▶ Task statement: Find the lines below that include the word "Heroes" and state how many there are, adding nothing.

▶ Provided records:
----------------

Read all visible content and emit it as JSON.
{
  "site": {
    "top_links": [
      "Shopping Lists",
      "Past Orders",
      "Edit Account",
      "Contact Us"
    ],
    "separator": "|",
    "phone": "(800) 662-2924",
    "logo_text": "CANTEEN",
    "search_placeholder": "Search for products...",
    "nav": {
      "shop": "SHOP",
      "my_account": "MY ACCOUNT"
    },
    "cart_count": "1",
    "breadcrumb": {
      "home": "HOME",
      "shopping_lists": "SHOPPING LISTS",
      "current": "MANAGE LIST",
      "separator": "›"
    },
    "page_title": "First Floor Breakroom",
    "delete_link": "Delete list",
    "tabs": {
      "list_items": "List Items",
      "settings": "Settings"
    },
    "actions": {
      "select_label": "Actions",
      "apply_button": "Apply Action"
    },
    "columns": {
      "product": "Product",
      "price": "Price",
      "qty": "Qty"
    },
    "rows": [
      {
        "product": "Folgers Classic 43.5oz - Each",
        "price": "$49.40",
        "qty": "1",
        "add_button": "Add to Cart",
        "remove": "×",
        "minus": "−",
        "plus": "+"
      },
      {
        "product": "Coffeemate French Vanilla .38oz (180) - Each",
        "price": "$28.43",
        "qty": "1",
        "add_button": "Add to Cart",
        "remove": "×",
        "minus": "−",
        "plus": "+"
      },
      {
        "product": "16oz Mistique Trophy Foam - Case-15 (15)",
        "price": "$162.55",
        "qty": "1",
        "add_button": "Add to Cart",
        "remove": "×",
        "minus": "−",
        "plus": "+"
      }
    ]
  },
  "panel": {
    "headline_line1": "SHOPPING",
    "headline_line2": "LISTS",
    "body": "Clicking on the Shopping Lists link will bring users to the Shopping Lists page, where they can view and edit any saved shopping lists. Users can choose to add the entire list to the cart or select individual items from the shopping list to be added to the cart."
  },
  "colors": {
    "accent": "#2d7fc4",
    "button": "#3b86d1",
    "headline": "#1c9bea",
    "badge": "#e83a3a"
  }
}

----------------

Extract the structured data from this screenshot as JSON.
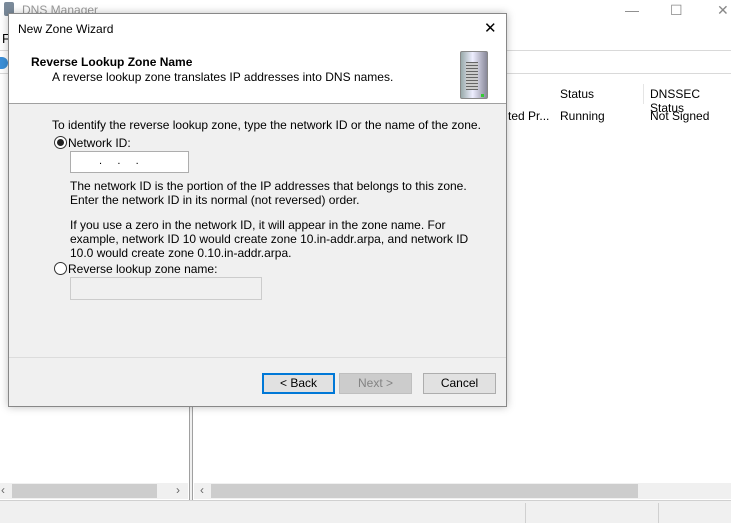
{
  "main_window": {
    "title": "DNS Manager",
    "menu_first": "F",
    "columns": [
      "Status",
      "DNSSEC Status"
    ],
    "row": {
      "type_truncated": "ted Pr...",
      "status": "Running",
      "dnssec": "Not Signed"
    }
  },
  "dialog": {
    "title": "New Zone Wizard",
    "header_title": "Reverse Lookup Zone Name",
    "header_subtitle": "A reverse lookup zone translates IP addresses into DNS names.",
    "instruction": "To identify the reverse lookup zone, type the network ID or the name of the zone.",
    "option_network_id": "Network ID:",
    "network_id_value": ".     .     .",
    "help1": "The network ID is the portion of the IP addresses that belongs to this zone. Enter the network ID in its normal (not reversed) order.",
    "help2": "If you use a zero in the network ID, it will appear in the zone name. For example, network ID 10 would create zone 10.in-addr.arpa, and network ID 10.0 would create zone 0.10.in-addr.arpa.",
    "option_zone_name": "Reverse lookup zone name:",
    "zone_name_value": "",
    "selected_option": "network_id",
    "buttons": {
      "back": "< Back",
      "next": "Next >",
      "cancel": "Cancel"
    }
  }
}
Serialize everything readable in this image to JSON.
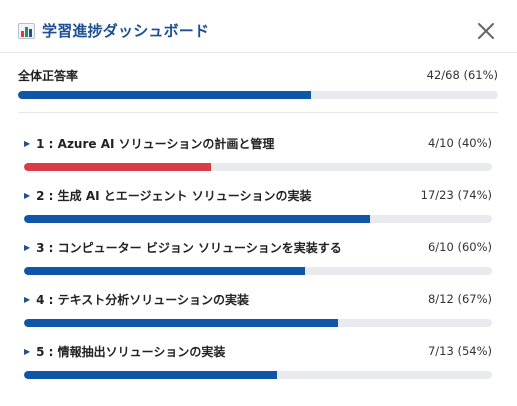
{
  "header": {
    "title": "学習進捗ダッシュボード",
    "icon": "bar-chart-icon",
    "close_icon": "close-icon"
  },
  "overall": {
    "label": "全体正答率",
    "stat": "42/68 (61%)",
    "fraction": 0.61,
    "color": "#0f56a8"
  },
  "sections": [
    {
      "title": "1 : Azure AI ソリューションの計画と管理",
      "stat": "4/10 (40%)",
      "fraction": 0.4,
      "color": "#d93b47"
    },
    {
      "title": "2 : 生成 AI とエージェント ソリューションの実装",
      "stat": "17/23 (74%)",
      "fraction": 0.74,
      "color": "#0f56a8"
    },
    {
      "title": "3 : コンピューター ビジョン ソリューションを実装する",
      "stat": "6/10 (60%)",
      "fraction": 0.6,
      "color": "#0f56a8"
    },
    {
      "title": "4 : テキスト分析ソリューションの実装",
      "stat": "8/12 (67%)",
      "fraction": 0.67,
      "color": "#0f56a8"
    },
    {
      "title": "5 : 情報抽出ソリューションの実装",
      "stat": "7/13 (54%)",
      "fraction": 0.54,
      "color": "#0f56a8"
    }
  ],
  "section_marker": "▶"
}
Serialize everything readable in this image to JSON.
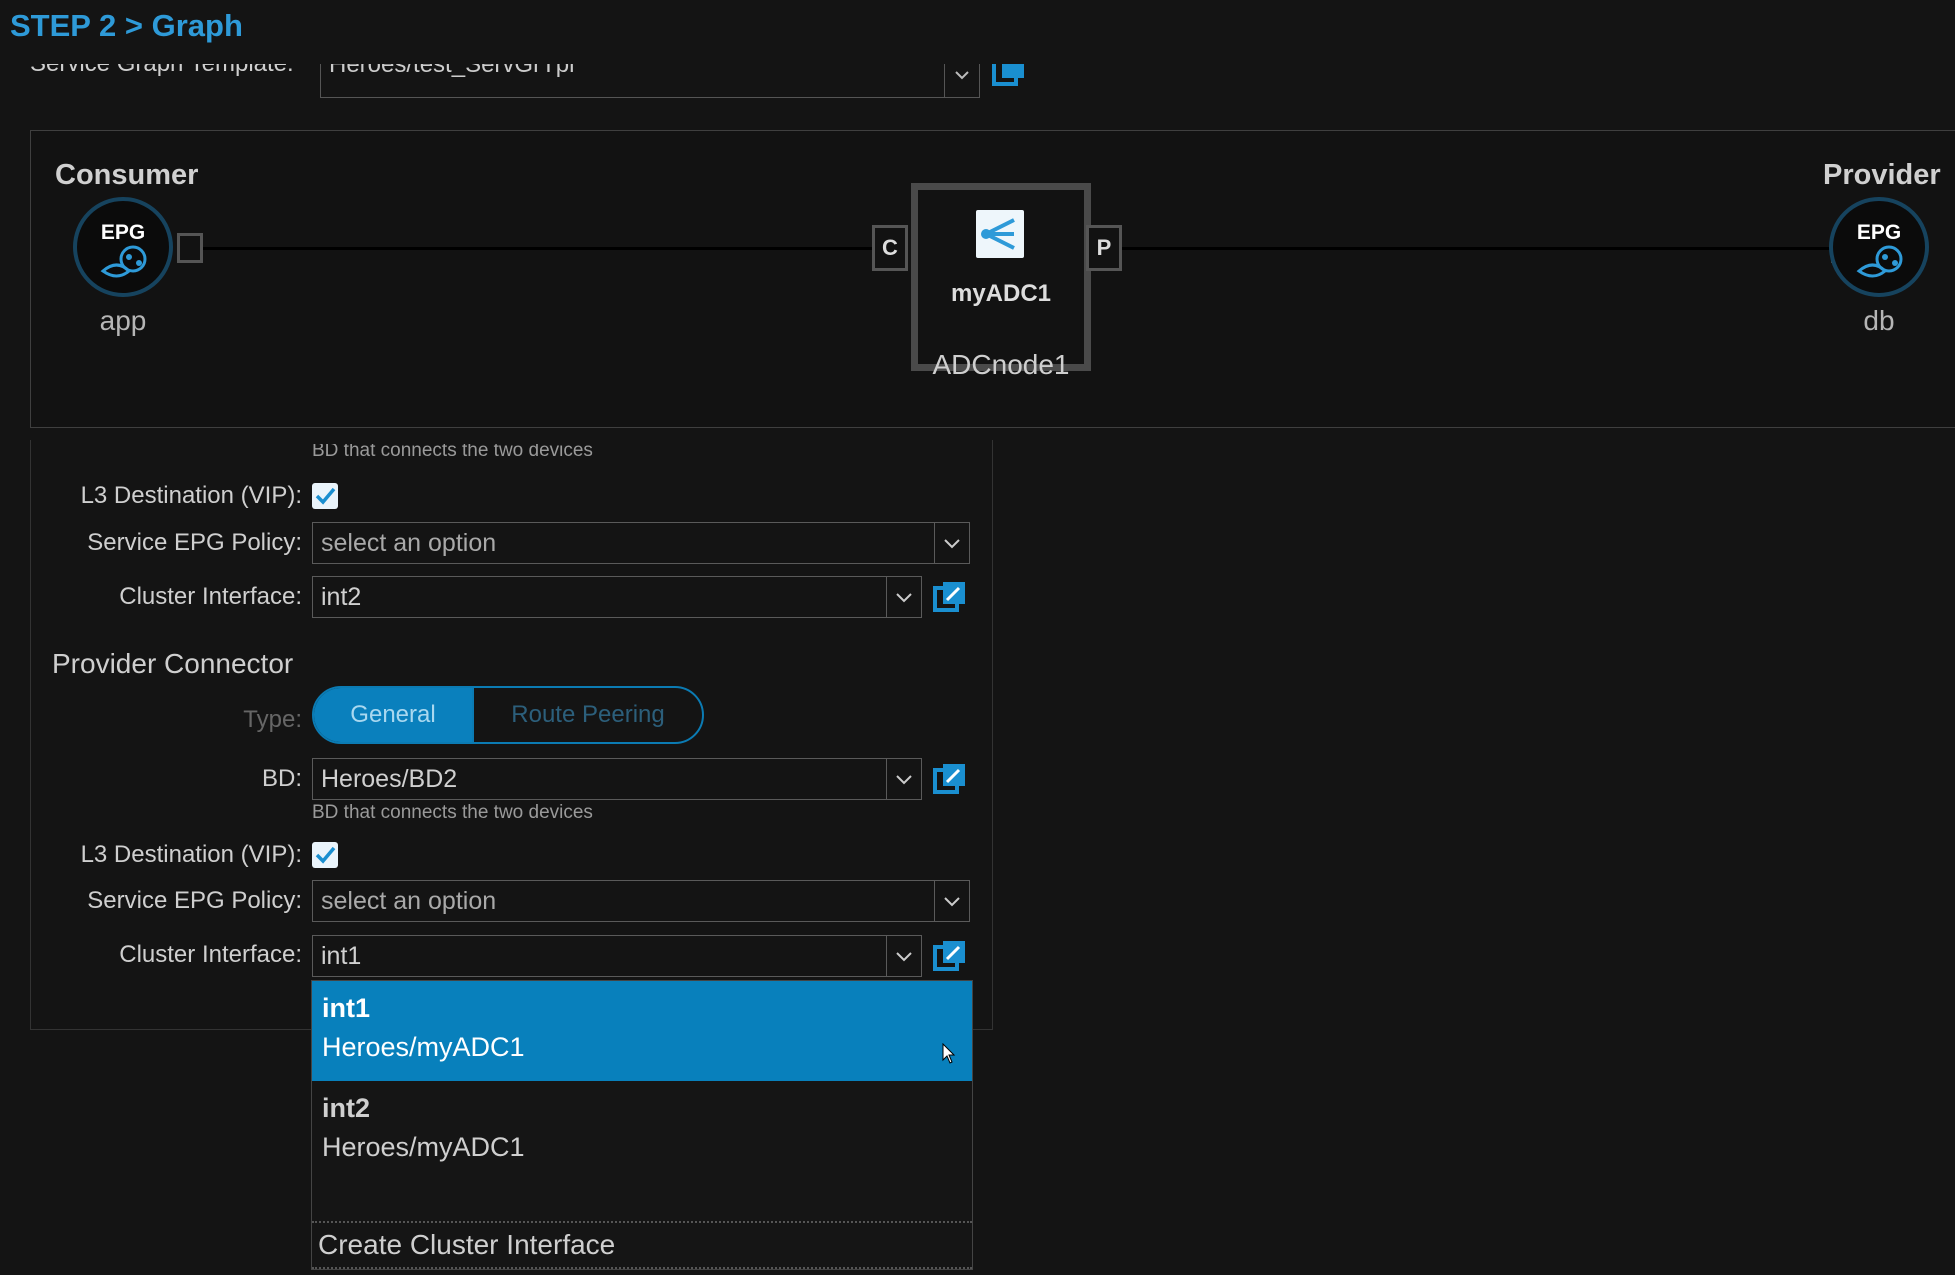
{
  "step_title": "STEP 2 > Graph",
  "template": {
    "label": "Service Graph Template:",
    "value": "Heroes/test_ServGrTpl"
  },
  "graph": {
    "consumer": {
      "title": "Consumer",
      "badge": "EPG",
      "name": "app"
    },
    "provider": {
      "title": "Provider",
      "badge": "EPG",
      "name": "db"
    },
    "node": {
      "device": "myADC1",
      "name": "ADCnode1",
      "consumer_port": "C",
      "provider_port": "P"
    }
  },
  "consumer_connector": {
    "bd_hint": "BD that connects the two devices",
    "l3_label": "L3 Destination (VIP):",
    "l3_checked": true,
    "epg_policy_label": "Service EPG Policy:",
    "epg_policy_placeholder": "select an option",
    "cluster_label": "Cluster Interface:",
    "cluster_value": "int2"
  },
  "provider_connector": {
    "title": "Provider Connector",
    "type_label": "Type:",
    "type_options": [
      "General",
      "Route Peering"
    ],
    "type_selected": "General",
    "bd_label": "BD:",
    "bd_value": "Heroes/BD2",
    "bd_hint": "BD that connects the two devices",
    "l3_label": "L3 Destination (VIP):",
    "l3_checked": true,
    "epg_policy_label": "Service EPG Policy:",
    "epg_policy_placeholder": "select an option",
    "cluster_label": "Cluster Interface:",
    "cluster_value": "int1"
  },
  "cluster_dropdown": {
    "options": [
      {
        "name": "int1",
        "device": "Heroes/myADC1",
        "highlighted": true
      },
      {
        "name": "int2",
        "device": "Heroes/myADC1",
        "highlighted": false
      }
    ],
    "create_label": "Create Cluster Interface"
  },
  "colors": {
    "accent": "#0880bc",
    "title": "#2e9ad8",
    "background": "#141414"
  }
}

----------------

▶ Written response: 4